Assessment of unsafe injection practices and sexual behaviors among male injecting drug users in two urban cities of India using respondent driven sampling
Designing interventions to reduce HIV transmission among injecting drug users (IDU) requires reliable estimates of risk behaviors. We present population-based estimates for unsafe injection practices and sexual risk behaviors among male IDUs recruited through respondent driven sampling in India (Delhi: 783; Imphal: 766). IDUs in Delhi, mostly street-based (68%), reported injecting pharmaceutical agents and a greater frequency of injections/day. IDUs in Imphal, mostly home-based (98%), used heroin/opioids and injected less frequently. Needle sharing was common (Delhi: 33%; Imphal: 43%). Sixty-five percent of IDUs in Delhi and 55% in Imphal were sexually active during the previous year. Multiple sexual partners were more frequent in Delhi (49% vs 21%); IDUs in Imphal reported more regular sex partners (82% vs 44%). Consistent condom use with regular partners was extremely low (Delhi: 8%; Imphal: 19%). HIV testing was infrequent (Delhi: 37%; Imphal: 49%). IDUs are a heterogeneous group with different prevention needs requiring need-based tailored prevention interventions.

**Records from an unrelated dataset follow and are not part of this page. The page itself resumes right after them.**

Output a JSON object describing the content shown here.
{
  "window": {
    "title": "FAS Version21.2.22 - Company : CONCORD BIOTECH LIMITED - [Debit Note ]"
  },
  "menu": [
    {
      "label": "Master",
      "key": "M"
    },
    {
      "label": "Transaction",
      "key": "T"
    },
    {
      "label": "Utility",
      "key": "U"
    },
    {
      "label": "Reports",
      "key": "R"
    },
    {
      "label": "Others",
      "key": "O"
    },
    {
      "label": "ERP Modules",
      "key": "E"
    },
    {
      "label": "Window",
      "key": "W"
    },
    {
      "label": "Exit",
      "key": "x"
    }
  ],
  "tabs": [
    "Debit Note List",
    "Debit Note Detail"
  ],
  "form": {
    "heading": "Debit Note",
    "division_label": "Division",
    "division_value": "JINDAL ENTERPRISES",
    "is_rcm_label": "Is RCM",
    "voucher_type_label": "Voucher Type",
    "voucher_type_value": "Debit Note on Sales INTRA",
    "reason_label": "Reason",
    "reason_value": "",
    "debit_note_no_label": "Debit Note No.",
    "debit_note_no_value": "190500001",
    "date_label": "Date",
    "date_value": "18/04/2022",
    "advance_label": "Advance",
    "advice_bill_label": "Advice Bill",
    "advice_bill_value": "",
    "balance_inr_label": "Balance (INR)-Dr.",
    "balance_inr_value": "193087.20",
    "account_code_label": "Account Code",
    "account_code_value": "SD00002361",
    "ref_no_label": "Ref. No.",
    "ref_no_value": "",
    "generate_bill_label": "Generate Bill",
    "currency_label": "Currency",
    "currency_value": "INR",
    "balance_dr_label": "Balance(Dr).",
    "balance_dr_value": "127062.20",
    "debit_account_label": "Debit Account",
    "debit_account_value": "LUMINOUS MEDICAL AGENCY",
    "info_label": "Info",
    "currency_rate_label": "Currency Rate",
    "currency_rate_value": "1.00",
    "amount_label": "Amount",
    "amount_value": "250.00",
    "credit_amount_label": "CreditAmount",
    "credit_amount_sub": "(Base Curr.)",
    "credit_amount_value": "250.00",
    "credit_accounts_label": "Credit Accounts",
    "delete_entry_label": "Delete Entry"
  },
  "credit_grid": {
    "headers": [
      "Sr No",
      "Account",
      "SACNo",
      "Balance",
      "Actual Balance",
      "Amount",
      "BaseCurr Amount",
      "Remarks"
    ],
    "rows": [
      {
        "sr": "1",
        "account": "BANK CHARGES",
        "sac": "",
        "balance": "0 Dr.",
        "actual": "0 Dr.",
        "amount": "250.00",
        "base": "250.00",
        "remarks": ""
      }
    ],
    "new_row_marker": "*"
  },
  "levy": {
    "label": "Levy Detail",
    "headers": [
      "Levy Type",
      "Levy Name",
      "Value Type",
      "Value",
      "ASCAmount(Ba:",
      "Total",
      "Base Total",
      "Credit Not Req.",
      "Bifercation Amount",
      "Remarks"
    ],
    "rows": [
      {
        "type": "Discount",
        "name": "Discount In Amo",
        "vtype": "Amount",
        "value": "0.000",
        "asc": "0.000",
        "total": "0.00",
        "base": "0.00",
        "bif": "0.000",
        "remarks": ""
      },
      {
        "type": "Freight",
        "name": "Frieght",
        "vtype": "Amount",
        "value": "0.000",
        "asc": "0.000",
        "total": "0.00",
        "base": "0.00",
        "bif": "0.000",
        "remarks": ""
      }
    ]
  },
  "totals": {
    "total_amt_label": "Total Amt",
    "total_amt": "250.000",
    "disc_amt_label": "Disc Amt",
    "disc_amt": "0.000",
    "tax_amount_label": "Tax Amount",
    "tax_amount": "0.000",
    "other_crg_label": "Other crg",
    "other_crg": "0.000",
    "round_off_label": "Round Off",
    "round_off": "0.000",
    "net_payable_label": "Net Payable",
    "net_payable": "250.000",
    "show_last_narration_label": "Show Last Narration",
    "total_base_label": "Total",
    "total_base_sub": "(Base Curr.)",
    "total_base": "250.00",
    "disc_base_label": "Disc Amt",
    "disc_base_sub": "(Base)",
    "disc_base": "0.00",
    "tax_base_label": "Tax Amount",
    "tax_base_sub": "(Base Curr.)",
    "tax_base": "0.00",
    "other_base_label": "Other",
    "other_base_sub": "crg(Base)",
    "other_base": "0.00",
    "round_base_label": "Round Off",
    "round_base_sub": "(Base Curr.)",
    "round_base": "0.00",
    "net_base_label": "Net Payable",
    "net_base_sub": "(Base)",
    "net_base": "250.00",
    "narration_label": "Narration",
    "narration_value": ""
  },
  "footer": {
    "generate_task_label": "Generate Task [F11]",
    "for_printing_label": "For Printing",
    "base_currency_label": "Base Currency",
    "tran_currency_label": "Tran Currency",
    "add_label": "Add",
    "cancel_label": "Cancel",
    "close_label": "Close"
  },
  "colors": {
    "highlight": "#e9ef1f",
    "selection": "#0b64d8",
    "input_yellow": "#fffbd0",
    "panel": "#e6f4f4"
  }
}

Sarna, Avina, Waimar Tun, Aruna Bhattacharya, Dean Lewis, Yumnam Shashikumar Singh, and Louis Apicella. 2012. "Assessment of unsafe injection practices and sexual behaviors among male injecting drug users in two urban cities of India using respondent driven sampling," The Southeast Asian Journal of Tropical Medicine and Public Health 43(3): 652–667.